“This is like so pretty, and cool, and awesome, and dope,” Noraishah Yusuf, 20, told the reporter. “That’s why youth group is awesome. They get me to see everything that is new to me.”
The Youth Group prepares a meal at Tower Hill with volunteers from UMass Medical School. (Photo by WRAP)
So many shared human experiences and traditions center on plants, food, and art. These areas of common ground help to overcome the effects of cultural or language barriers.
Hay Reh, a 22-year-old member of the Youth Group, is a prolific artist, putting brush to canvas. His paintings, now on display in the Reception Area of Tower Hill, convey complex nostalgia for life in Burma and refugee camps in Thailand, layered with a sense of hope in the promise and reality of his new life in America. Hay Reh expresses these emotions through the lens of changing landscapes, rural and urban, some real, imagined, and remembered.
Hey Reh’s art is on exhibit now at Tower Hill Botanic Garden.
The Worcester Refugee Assistance Project helps young refugees transition to a self-reliant life here in the United States, supporting their education, fostering special talents like Reh’s, and connecting them to cultural institutions like Tower Hill.
Swartz has high hopes for the collaboration.
“There is so much we can do to help,” she said while admiring Reh’s artwork. “Here at Tower Hill we’re in the perfect place to reach out.”

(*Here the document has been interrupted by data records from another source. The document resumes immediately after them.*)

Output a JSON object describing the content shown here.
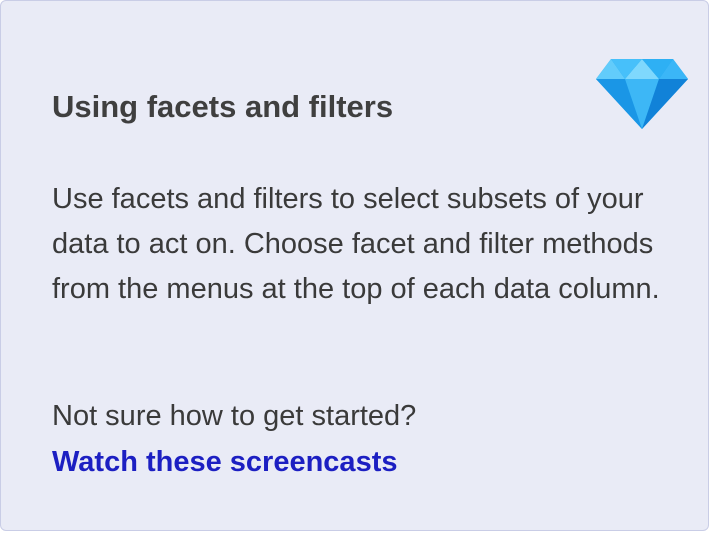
{
  "panel": {
    "title": "Using facets and filters",
    "body": "Use facets and filters to select subsets of your data to act on. Choose facet and filter methods from the menus at the top of each data column.",
    "question": "Not sure how to get started?",
    "link_label": "Watch these screencasts",
    "icon": "diamond-icon"
  },
  "colors": {
    "panel_background": "#e9ebf6",
    "link": "#1c1fc2",
    "gem": "#20a8f0"
  }
}
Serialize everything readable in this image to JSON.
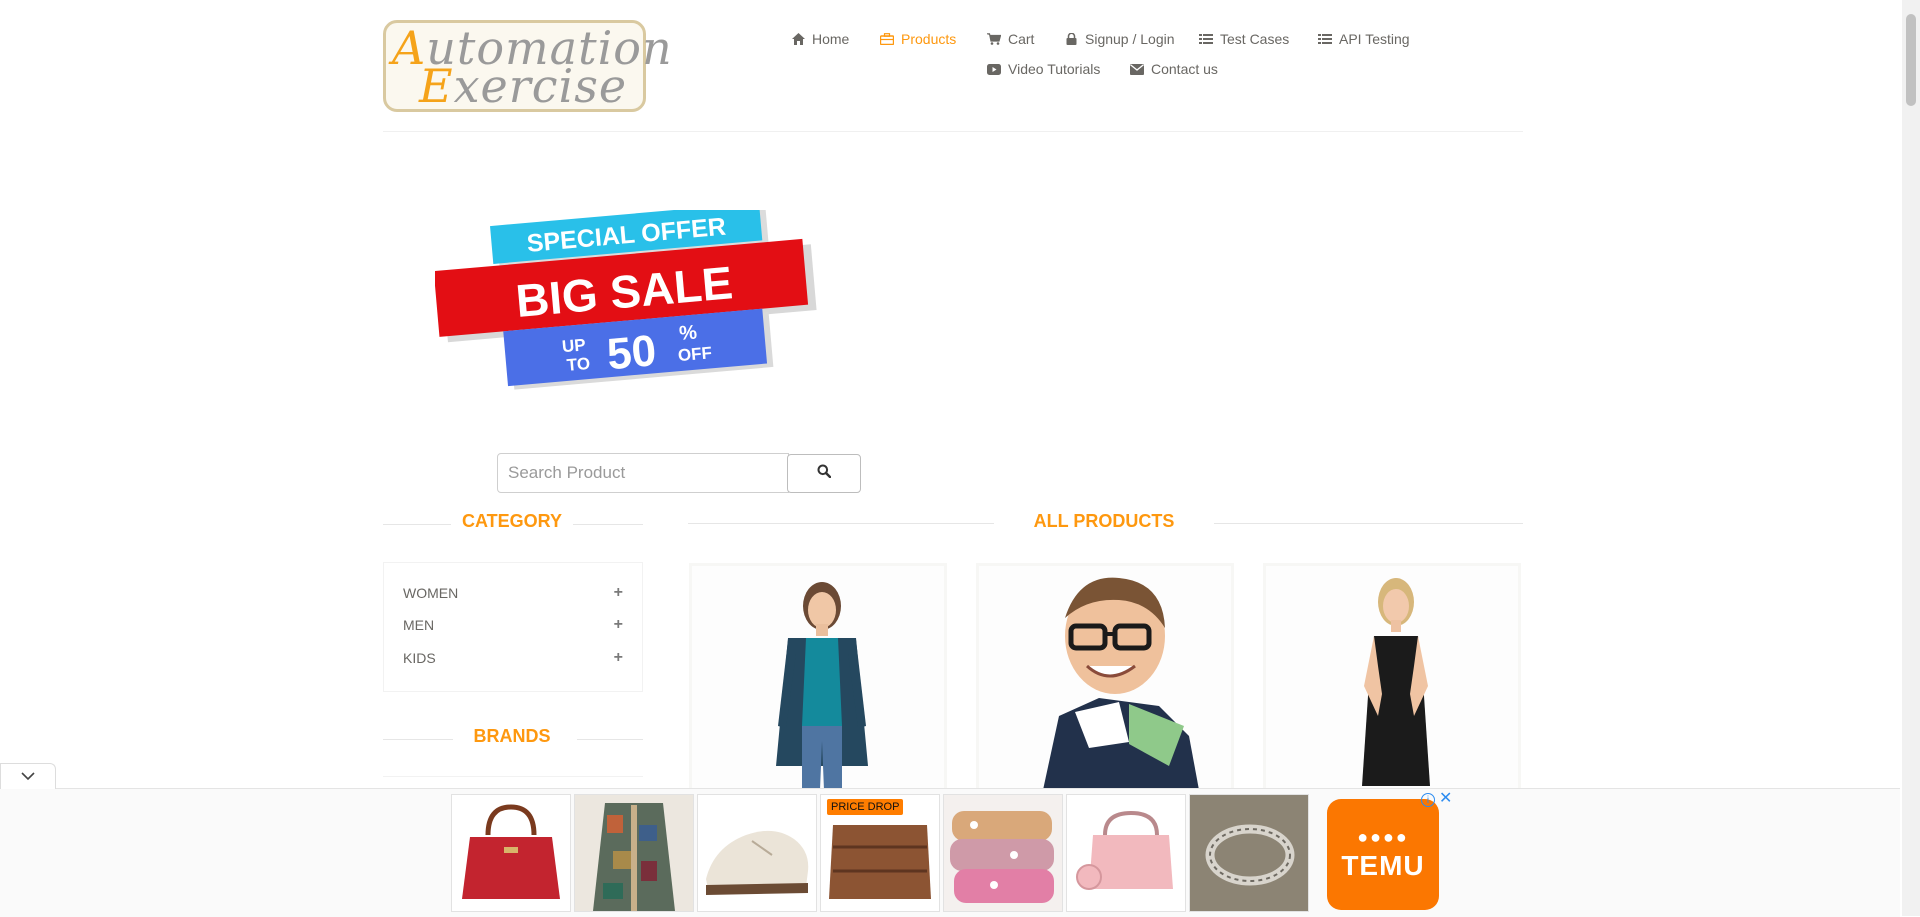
{
  "logo": {
    "line1_first": "A",
    "line1_rest": "utomation",
    "line2_first": "E",
    "line2_rest": "xercise"
  },
  "nav": {
    "home": "Home",
    "products": "Products",
    "cart": "Cart",
    "signup_login": "Signup / Login",
    "test_cases": "Test Cases",
    "api_testing": "API Testing",
    "video_tutorials": "Video Tutorials",
    "contact_us": "Contact us"
  },
  "banner": {
    "special_offer": "SPECIAL OFFER",
    "big_sale": "BIG SALE",
    "up": "UP",
    "to": "TO",
    "amount": "50",
    "percent": "%",
    "off": "OFF"
  },
  "search": {
    "placeholder": "Search Product"
  },
  "sidebar": {
    "category_title": "CATEGORY",
    "categories": [
      {
        "label": "WOMEN"
      },
      {
        "label": "MEN"
      },
      {
        "label": "KIDS"
      }
    ],
    "brands_title": "BRANDS"
  },
  "main": {
    "title": "ALL PRODUCTS"
  },
  "ad": {
    "price_drop": "PRICE DROP",
    "brand": "TEMU",
    "info_icon": "info-icon",
    "close_icon": "close-icon"
  },
  "colors": {
    "accent": "#fe980f",
    "text": "#696763",
    "temu": "#fb7701"
  }
}
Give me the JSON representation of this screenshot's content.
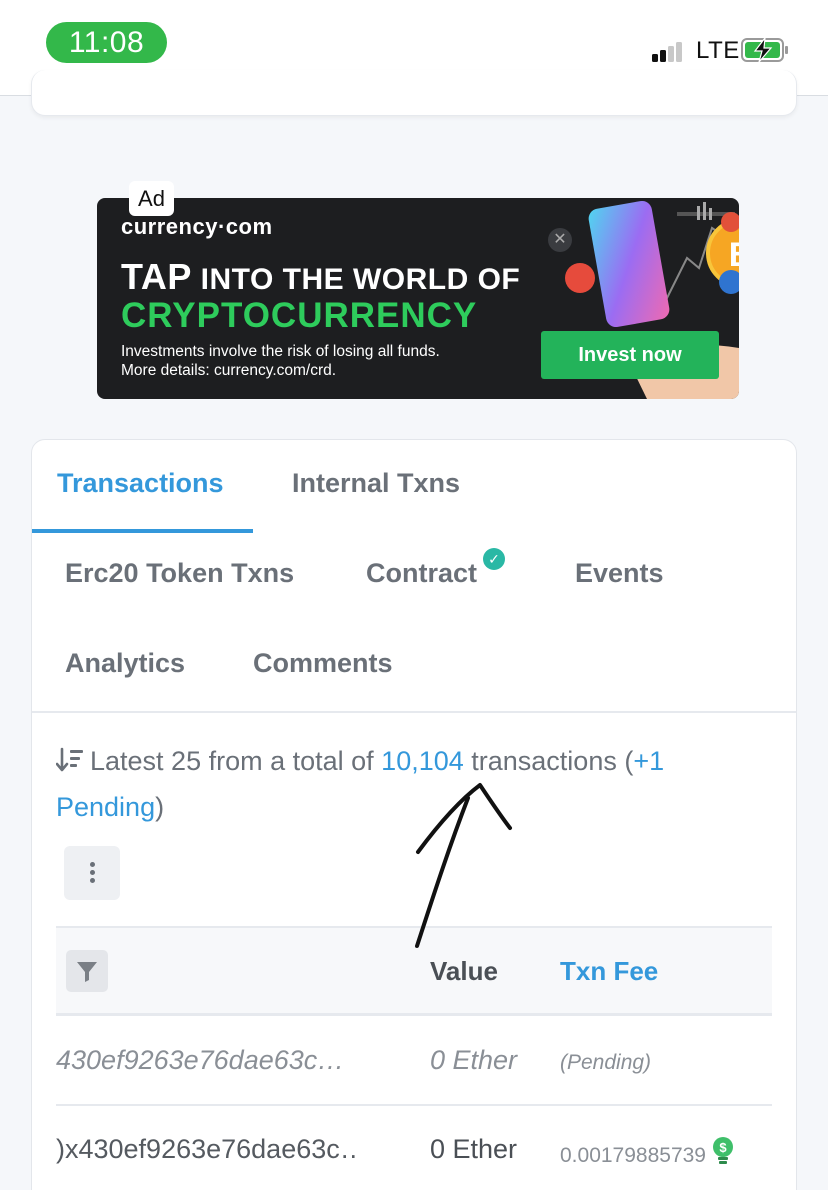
{
  "status_bar": {
    "time": "11:08",
    "network": "LTE",
    "signal_bars": 2,
    "battery_charging": true,
    "colors": {
      "time_pill": "#33b84a",
      "battery": "#33b84a"
    }
  },
  "ad": {
    "tag": "Ad",
    "brand": "currency·com",
    "headline_tap": "TAP",
    "headline_rest": " INTO THE WORLD OF",
    "headline_accent": "CRYPTOCURRENCY",
    "disclaimer_line1": "Investments involve the risk of losing all funds.",
    "disclaimer_line2": "More details: currency.com/crd.",
    "cta": "Invest now",
    "colors": {
      "accent": "#2ecc5c",
      "cta": "#23b35a",
      "background": "#1d1e20"
    }
  },
  "tabs": [
    {
      "label": "Transactions",
      "active": true
    },
    {
      "label": "Internal Txns",
      "active": false
    },
    {
      "label": "Erc20 Token Txns",
      "active": false
    },
    {
      "label": "Contract",
      "active": false,
      "verified_icon": "check-circle-icon"
    },
    {
      "label": "Events",
      "active": false
    },
    {
      "label": "Analytics",
      "active": false
    },
    {
      "label": "Comments",
      "active": false
    }
  ],
  "summary": {
    "prefix": "Latest 25 from a total of ",
    "total": "10,104",
    "middle": " transactions (",
    "pending_count": "+1",
    "pending_word": "Pending",
    "suffix": ")"
  },
  "table": {
    "headers": {
      "value": "Value",
      "txn_fee": "Txn Fee"
    },
    "rows": [
      {
        "hash": "430ef9263e76dae63c…",
        "value": "0 Ether",
        "fee": "(Pending)",
        "pending": true
      },
      {
        "hash": ")x430ef9263e76dae63c…",
        "value": "0 Ether",
        "fee": "0.00179885739",
        "pending": false
      }
    ]
  },
  "colors": {
    "link": "#3498db",
    "verified": "#2ab8a5"
  }
}
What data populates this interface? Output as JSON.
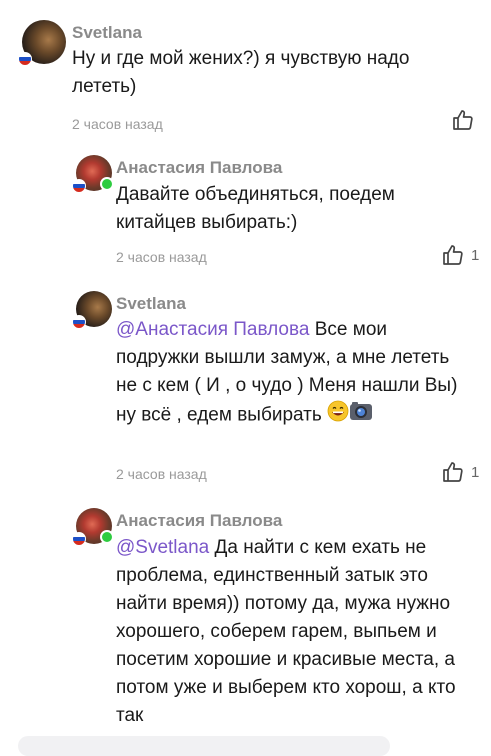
{
  "comments": [
    {
      "author": "Svetlana",
      "text": "Ну и где мой жених?) я чувствую надо лететь)",
      "time": "2 часов назад",
      "likes": ""
    },
    {
      "author": "Анастасия Павлова",
      "text": "Давайте объединяться, поедем китайцев выбирать:)",
      "time": "2 часов назад",
      "likes": "1"
    },
    {
      "author": "Svetlana",
      "mention": "@Анастасия Павлова",
      "text": "Все мои подружки  вышли замуж, а мне лететь не с кем ( И , о чудо ) Меня нашли Вы) ну всё , едем выбирать",
      "time": "2 часов назад",
      "likes": "1"
    },
    {
      "author": "Анастасия Павлова",
      "mention": "@Svetlana",
      "text": "Да найти с кем ехать не проблема, единственный затык это найти время)) потому да, мужа нужно хорошего, соберем гарем, выпьем и посетим хорошие и красивые места, а потом уже и выберем кто хорош, а кто так"
    }
  ],
  "colors": {
    "mention": "#7b57c9",
    "meta": "#9a9a9a",
    "online": "#2ecc40"
  },
  "icons": [
    "thumbs-up-icon",
    "russia-flag-icon",
    "grinning-emoji-icon",
    "camera-emoji-icon"
  ]
}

A Burmese village by artist Hay Reh, 22, depicts life before coming to America.